Gun Rights Vs. Public Discomfort In Georgia
By Ernie Suggs and Rhonda Cook, The Atlanta Journal-Constitution (TNS)
ATLANTA — Barbara Cheng saw the news last week about a man walking through Atlanta’s airport with an assault rifle and 100 rounds of ammunition. Instantly, she flashed on the time two years ago when she and her kids strolled into a McDonald’s to find an armed man eating a Big Mac.
“The place was eerily quiet,” Cheng said of the restaurant along I-75 in North Georgia. “Obviously we weren’t the only ones disturbed.”
Her children couldn’t stop staring at the gun.
“I was incredibly angry because he obviously thought his so-called ‘rights’ trumped everyone else’s in that restaurant,” she said. “I hated that man and I still hate him. These are bullies.”
If people are nervous, Jim Cooley said, that’s their problem.
“It’s not a protest. We have rights, and the government thinks they can convert your right into a privilege,” said Cooley, a retired truck driver who was disabled by a heart attack.
Cooley was questioned, but not arrested. He reminded an officer outside the airport that under Georgia law, police may not detain anyone to find out whether they have a permit to carry a firearm (which is required for handguns only and not long guns like the AR-15).
“I was doing everything I was allowed to do within the law and all of a sudden I start getting approached because the police got phone calls,” Cooley said. “Instead of the police approaching me, they need to start educating the public. Put up signs in the airport saying firearms can be legally carried in the airport.”

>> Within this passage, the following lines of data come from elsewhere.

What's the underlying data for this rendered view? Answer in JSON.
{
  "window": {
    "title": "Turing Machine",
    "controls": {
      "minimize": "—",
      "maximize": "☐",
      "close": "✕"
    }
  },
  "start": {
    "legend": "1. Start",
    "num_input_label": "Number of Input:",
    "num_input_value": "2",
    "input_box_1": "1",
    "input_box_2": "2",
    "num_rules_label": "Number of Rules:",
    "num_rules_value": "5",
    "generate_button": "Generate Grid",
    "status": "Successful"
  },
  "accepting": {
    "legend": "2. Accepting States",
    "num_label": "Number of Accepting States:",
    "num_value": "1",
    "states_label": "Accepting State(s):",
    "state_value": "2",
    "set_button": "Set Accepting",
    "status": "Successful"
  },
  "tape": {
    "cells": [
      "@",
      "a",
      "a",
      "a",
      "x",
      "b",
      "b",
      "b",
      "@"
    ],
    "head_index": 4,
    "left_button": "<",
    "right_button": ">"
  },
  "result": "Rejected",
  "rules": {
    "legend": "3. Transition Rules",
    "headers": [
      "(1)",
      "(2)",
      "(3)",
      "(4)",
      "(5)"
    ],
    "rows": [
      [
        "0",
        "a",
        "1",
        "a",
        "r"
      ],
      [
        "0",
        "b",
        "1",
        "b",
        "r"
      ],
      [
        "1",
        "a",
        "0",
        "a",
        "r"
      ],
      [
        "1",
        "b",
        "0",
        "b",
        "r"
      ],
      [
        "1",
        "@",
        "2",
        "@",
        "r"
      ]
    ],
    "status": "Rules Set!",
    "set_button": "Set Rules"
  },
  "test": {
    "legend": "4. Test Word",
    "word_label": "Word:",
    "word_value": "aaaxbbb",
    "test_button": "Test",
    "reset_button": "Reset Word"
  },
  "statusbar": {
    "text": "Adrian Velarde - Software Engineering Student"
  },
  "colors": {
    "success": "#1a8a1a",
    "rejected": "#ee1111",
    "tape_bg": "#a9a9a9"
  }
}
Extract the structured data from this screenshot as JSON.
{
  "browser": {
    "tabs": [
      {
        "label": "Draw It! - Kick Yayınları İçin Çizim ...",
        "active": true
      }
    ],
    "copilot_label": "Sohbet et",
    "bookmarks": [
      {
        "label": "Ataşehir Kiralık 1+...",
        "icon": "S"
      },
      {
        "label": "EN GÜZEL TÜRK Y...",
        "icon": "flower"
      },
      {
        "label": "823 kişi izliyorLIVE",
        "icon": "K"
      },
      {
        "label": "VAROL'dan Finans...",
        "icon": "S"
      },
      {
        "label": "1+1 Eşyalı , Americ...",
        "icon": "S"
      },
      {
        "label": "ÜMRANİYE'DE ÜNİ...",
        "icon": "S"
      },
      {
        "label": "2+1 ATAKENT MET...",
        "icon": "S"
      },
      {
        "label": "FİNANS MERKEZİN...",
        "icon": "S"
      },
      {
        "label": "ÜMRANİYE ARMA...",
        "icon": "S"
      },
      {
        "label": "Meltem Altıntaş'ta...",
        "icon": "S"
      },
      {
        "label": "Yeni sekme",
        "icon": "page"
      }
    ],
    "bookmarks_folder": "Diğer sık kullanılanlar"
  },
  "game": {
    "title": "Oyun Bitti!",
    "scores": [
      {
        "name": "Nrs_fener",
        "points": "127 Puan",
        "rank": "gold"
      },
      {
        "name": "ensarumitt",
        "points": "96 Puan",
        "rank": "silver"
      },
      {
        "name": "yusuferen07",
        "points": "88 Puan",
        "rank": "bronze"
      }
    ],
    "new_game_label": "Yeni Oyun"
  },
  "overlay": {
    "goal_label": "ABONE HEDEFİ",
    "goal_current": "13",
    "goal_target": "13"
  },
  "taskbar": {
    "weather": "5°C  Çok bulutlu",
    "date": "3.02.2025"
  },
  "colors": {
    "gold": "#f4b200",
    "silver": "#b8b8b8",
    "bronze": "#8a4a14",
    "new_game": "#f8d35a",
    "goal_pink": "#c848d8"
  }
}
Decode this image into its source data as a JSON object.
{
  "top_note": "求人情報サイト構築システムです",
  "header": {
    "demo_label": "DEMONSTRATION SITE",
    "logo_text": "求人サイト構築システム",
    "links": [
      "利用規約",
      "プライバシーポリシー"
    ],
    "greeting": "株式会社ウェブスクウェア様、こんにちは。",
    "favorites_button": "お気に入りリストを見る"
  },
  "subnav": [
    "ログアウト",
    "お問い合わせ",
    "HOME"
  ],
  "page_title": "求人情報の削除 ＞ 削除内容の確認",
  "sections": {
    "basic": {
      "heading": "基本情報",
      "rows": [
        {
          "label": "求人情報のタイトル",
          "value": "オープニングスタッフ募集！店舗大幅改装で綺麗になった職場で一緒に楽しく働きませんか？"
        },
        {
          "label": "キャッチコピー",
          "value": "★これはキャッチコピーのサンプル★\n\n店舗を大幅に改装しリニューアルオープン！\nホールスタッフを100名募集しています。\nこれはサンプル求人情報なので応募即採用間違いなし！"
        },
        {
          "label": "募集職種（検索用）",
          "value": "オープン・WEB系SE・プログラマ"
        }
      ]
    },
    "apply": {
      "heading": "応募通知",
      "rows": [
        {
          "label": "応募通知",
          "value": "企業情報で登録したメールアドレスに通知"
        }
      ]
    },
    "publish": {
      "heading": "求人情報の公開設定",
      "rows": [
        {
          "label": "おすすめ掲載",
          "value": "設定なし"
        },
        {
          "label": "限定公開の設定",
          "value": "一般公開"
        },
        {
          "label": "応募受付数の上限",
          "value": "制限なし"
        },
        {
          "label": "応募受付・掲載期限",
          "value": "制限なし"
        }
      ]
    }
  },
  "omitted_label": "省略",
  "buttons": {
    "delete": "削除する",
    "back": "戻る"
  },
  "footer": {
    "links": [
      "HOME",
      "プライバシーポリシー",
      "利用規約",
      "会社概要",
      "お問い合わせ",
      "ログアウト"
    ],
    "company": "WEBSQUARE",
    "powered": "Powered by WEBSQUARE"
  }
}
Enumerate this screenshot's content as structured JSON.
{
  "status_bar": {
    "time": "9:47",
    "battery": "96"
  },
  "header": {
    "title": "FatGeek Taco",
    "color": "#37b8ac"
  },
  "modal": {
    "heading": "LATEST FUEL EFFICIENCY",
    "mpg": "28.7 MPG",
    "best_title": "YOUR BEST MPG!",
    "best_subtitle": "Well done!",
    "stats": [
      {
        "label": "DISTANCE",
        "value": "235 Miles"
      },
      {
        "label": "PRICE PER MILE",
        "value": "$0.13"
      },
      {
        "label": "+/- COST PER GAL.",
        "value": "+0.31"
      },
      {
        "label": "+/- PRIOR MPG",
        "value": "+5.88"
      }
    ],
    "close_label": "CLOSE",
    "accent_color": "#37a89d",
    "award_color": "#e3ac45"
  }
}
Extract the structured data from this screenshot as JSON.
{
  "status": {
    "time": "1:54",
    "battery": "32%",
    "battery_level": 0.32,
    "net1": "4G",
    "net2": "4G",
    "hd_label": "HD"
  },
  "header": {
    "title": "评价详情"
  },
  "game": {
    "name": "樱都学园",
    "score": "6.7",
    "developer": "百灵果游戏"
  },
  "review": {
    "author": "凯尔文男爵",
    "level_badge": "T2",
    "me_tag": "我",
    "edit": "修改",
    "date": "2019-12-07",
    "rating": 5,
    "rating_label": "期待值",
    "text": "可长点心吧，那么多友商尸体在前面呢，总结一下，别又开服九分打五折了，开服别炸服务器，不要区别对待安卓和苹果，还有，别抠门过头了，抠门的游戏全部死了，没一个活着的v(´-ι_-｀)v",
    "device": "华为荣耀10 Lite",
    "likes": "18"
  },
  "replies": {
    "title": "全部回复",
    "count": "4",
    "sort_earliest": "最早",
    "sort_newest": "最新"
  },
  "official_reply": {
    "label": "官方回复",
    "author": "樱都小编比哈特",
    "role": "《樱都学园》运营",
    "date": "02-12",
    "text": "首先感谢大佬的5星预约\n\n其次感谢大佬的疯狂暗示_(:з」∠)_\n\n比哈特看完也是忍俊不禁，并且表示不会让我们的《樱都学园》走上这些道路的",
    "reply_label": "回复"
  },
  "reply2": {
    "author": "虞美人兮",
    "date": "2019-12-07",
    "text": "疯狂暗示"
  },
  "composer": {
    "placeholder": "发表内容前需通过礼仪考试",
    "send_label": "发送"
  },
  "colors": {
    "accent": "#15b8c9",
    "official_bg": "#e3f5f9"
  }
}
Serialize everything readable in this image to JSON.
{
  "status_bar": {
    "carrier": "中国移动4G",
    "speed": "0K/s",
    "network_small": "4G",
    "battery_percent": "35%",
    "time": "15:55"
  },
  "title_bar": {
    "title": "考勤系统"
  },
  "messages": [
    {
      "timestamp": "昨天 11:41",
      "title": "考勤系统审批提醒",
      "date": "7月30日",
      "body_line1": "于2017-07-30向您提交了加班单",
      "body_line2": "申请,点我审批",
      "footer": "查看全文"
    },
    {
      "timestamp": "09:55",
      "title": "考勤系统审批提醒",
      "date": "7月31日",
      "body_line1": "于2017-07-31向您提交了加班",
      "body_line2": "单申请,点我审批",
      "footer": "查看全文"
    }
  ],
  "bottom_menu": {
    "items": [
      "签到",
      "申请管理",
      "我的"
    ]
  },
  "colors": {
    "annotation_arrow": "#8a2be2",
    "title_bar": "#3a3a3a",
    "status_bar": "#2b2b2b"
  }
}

He filmed and posted the incident, adding his experience to dozens of others in which gun rights activists have boldly armed themselves to make their points.
Cooley has been called crazy, a hero, confused, a patriot.
Gov. Nathan Deal, a Republican, joined those who said Cooley was technically correct and within his rights.
“In the unrestricted areas of the airport, the right to carry does exist,” the governor said. “I think that there again, that’s one of those balancing acts between individual freedom and general welfare of the public.”
Kathryn Grant, co-founder of GunSense Georgia Coalition, thinks the balance is off.
“There is not an airport official in the world who would say that carrying an AR-15 makes sense,” Grant said. “So the question is why would that be allowed to happen?”
In 2014, the Georgia General Assembly passed House Bill 60, known as the “Guns Everywhere Bill,” which for the first time expanded where Georgians could legally carry firearms, including into public schools, bars, churches, and some government buildings. Local school boards still have the authority to decide which school staffers may carry guns on campus.
Higher education is stricter. The University System bans guns from campus buildings, including dormitories. The only exception to the school and university restrictions is for gun owners, with a carry permit, who are picking up or dropping off someone.
Under the “Guns Everywhere Bill,” law enforcement officers may not detain an armed person for the sole purpose of asking whether the person has a license to carry a weapon.
Sheriff Howard Sills, the former president of the Georgia Sheriffs’ Association, said after the law changed, several calls came into the Putnam County sheriff’s office from people promising to test the new provisions.
“We were inundated with damn crazy people,” Sills said. “This airport thing is just an idjit who’s doing some crazy (stuff) to draw attention to himself. Or he’s looking for a lawsuit.”
Sills said the fatal shooting in Carrollton last week is an example of problems with the law. An officer responded to a report of an armed man at a gas station. According to a recording of the encounter, the officer first asked 40-year-old Kenneth Joel Dothard whether he had a carry permit and then whether he was a convicted felon, which would prohibit him from having a gun.
Dothard said he was a felon.
Cpl. Chad Cook repeatedly told Dothard not to pull his holstered gun. Cook shot and killed Dothard as he argued that he had the right to have the gun.
Noting that he can question and arrest a fisherman for not having a license, Sills said the gun law is absurd. “If I see you walking down the street with a handgun on your person, I can’t stop you. I can ask … but they don’t have to answer. … There’s nothing I can do.”